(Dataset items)
»»

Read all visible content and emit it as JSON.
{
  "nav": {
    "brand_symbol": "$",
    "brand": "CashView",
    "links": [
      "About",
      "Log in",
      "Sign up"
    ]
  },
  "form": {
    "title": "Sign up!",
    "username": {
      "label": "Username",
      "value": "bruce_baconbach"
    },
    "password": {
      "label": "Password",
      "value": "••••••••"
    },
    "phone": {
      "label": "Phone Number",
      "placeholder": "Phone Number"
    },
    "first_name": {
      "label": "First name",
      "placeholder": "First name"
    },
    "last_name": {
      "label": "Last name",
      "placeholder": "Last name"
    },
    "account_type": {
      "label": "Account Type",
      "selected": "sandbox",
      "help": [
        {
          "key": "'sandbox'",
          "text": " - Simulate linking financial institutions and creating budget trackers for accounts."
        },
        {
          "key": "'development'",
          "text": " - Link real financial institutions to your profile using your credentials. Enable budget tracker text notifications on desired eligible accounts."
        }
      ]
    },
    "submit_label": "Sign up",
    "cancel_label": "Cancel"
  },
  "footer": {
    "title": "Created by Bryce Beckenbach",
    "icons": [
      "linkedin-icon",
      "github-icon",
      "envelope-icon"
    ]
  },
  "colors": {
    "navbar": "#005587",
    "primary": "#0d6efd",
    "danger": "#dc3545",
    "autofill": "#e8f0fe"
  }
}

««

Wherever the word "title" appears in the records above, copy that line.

▶ _Completed exercise_:
    "title": "Sign up!",
    "title": "Created by Bryce Beckenbach",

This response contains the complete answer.